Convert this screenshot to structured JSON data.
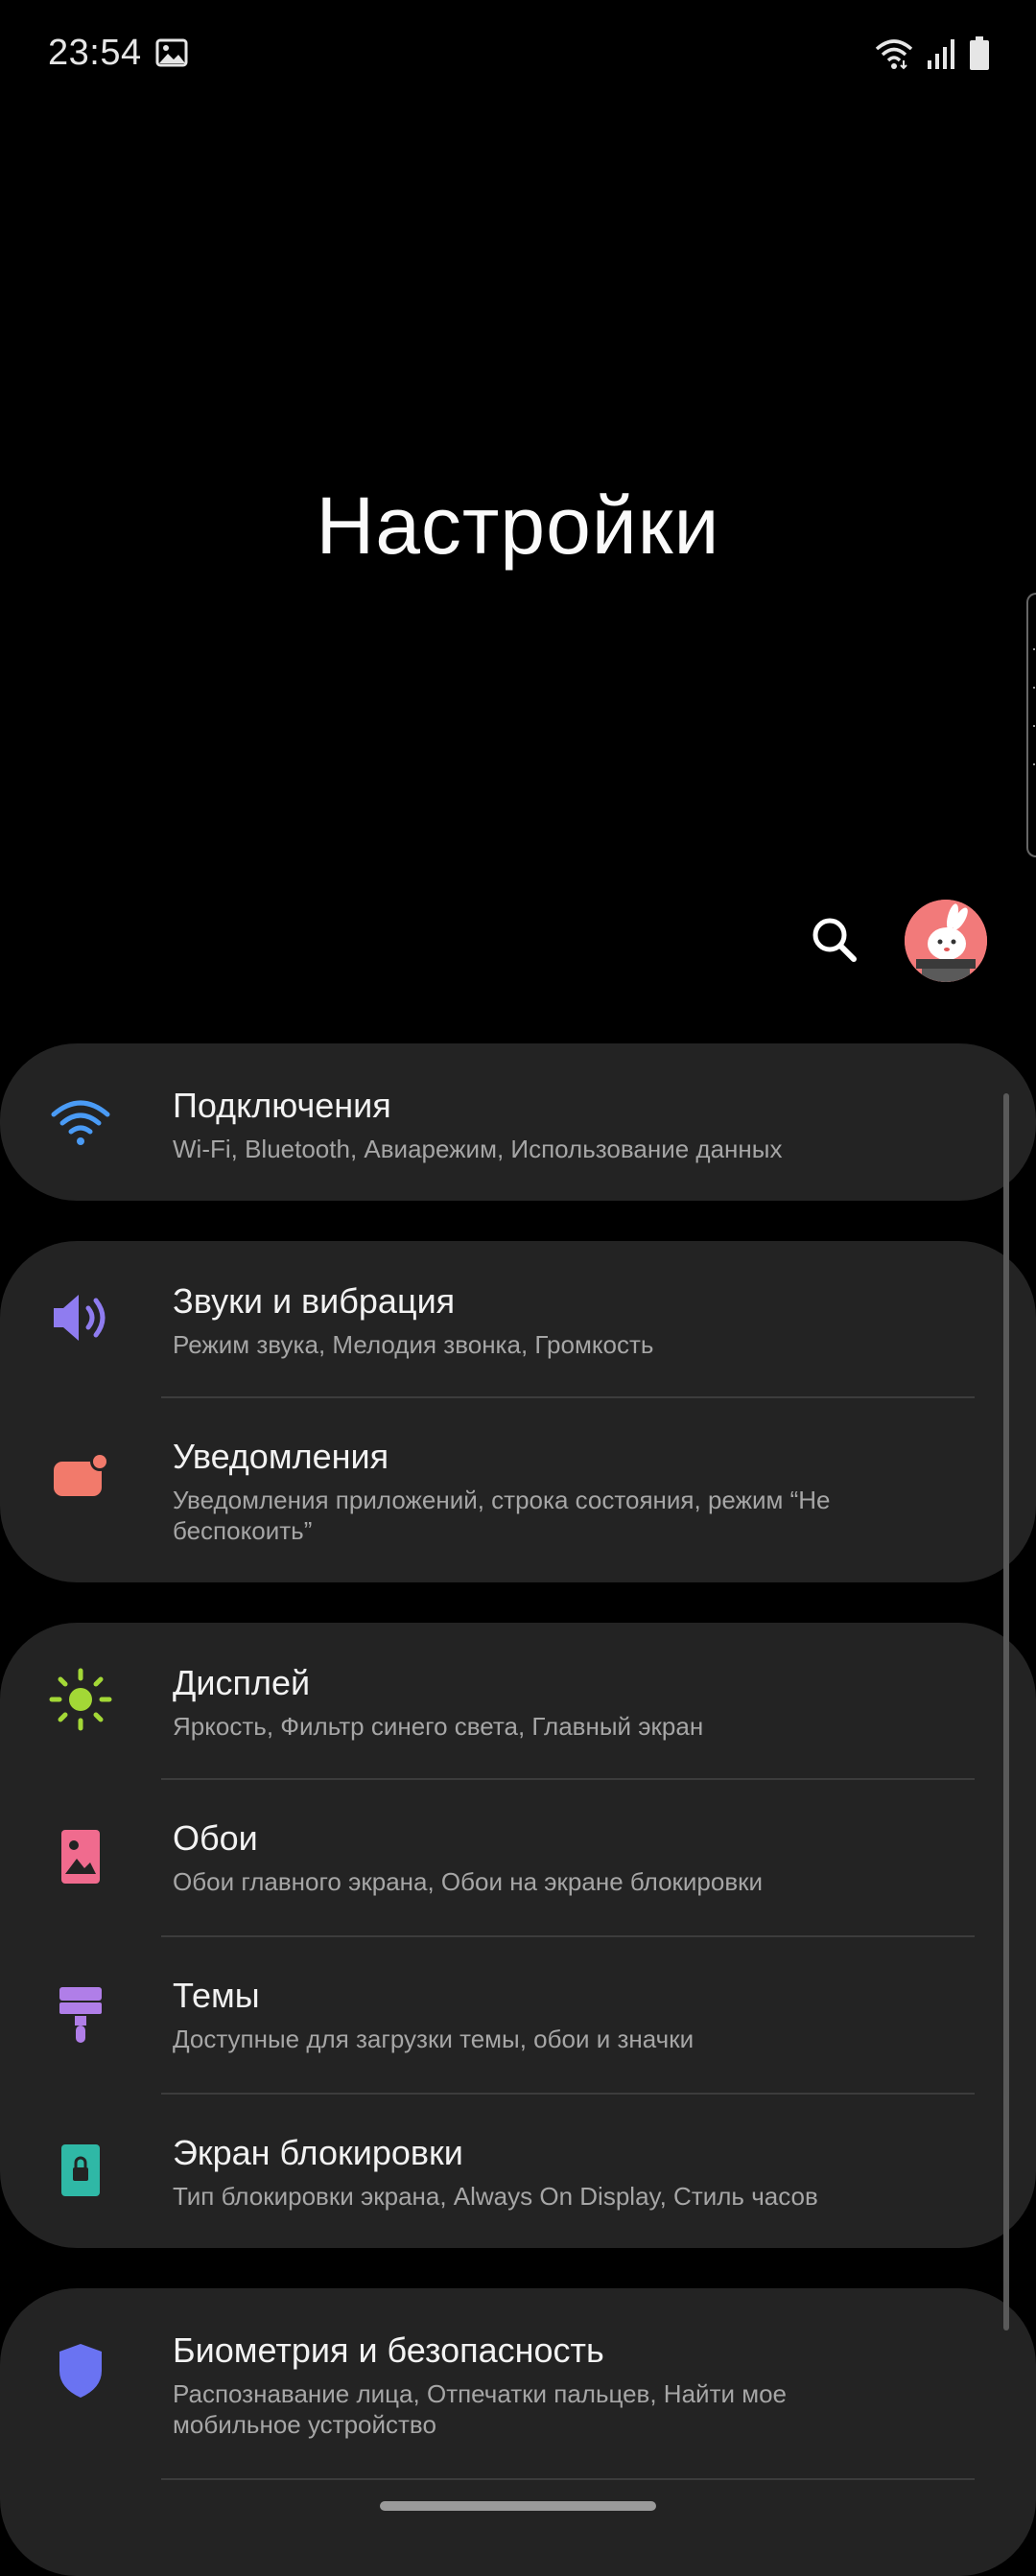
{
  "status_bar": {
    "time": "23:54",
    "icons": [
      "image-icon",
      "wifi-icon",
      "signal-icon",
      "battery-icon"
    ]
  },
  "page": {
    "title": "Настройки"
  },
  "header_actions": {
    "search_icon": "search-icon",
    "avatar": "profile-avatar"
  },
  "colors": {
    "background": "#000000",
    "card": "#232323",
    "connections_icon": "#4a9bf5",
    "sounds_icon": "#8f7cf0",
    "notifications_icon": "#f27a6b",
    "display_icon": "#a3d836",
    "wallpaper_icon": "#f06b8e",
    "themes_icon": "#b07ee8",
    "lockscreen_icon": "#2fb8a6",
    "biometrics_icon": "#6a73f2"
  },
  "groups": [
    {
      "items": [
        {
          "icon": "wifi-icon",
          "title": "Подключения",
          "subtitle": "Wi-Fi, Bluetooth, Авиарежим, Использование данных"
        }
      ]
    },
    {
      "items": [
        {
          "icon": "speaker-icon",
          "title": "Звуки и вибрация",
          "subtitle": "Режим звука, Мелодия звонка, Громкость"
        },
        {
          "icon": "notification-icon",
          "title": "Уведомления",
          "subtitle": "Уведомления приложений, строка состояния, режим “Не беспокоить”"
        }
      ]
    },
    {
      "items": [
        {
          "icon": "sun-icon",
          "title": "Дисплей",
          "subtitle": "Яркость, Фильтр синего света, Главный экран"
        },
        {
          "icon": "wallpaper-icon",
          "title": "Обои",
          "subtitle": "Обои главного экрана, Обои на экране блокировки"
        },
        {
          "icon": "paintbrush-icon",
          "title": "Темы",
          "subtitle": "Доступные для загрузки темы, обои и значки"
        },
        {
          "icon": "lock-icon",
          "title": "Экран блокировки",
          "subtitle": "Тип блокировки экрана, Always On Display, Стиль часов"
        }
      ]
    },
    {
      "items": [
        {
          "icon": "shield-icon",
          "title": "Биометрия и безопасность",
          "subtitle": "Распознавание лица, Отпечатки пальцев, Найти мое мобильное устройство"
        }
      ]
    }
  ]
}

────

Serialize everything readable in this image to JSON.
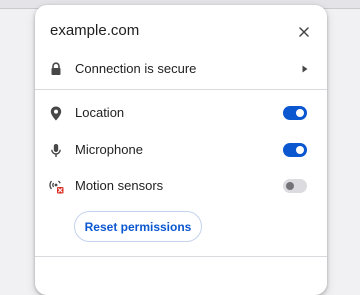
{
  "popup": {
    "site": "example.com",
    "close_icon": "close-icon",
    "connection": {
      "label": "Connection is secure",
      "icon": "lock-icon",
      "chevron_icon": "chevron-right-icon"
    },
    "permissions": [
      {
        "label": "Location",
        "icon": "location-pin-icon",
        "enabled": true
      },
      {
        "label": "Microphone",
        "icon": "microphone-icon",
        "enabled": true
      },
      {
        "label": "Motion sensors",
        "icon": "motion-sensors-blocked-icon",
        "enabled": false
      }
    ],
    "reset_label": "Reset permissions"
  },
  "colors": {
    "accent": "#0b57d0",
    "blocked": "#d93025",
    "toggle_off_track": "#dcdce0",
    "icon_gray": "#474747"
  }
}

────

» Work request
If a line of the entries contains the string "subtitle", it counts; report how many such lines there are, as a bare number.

» Response
8